Hemipenes (Fig. 4). The right hemipenis ofthe paratype DHMECN 6753 of Imantodes chocoensis was removed, fully everted and expanded (Fig. 4). The organ is bulbous and relatively long, 11.2 mm in length, and when adpressed to the outside ofthe tail it extends fromthe cloaca to the sixth subcaudal scale. The organ is longer than wide (width 46% of length), unilobed, symmetrical, calyculate, capitate, and arched towards the sulcal side. The sulcus spermaticus is simple, linear, semicentripetal, and thin, demarcated by thick bordering tissue at the base, particularly at the anterior bor- der, and ending on the surface ofthe capitulum facing medially. The capitulum is orna- mented with papillated calyces, spinulated proximally.
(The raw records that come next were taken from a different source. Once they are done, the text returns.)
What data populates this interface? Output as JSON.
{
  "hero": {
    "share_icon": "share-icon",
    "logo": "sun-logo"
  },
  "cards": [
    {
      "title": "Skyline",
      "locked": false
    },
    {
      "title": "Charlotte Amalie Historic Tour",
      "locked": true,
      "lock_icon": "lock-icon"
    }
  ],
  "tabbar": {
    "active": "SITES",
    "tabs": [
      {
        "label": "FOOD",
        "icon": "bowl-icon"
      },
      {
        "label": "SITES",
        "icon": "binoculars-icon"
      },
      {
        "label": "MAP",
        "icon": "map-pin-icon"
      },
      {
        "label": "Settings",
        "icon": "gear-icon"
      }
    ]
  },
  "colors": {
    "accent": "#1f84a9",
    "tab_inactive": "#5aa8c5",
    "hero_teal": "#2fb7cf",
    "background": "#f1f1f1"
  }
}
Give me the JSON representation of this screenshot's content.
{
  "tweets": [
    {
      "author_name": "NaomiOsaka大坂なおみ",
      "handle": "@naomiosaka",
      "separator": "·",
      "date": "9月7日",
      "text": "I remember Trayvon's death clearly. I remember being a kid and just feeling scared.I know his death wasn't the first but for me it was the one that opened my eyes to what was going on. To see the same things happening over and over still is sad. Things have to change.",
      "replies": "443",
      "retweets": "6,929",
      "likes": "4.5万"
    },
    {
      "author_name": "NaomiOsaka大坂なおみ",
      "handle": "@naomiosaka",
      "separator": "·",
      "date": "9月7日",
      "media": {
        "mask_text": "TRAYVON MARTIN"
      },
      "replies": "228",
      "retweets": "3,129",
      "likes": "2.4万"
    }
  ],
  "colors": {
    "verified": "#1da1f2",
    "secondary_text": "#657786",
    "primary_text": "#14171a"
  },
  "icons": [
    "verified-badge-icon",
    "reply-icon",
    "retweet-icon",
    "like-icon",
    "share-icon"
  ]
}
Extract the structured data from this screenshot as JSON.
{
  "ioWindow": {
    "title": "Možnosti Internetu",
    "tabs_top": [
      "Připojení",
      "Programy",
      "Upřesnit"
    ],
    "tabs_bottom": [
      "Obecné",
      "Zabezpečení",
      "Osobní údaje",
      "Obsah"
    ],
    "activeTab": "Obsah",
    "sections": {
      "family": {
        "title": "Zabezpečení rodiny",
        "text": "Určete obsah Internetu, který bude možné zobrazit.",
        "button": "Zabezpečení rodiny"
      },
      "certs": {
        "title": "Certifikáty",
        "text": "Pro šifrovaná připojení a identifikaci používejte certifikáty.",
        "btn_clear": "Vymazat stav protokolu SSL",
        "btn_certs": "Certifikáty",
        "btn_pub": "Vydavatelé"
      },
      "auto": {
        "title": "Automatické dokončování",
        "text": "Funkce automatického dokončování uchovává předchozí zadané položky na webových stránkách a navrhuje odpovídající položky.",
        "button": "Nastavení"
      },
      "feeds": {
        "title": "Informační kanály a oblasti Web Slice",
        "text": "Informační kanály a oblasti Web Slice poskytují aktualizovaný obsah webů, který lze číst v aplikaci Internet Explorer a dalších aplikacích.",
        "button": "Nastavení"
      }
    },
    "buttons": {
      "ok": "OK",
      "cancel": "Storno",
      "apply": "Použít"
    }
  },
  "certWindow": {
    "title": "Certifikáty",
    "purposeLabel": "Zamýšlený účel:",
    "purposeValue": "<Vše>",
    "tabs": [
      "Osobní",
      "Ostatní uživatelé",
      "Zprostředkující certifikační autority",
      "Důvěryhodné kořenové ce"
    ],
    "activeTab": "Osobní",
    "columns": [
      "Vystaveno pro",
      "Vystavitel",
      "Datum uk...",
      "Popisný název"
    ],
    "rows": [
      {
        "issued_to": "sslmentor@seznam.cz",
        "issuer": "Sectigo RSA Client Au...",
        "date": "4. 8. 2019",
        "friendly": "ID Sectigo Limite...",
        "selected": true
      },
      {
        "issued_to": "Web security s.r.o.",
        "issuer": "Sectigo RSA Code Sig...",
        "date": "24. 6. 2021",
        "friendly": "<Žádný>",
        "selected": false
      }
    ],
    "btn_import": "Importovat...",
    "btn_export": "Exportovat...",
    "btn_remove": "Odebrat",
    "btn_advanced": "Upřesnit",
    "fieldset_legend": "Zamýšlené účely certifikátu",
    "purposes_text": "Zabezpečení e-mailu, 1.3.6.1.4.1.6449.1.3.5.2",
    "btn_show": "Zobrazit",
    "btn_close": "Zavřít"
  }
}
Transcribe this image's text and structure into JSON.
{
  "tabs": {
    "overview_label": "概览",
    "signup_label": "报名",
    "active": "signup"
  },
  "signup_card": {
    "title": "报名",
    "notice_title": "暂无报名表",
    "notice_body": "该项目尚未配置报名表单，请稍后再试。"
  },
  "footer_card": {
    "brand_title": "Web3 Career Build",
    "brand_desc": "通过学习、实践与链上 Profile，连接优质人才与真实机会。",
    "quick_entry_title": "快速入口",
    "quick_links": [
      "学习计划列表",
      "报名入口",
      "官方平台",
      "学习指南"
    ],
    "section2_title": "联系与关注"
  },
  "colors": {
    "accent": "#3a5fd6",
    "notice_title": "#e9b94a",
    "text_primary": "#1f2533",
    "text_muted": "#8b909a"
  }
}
The capitulum, approximately 45% the length ofthe hemipenis, is slightly demarcated by a groove, more prominent on the sulcal side and joining the sulcus spematicus. In the asulcate side the base ofthe capitulum has more prominent spines. Truncus covered by large spines, on the sulcate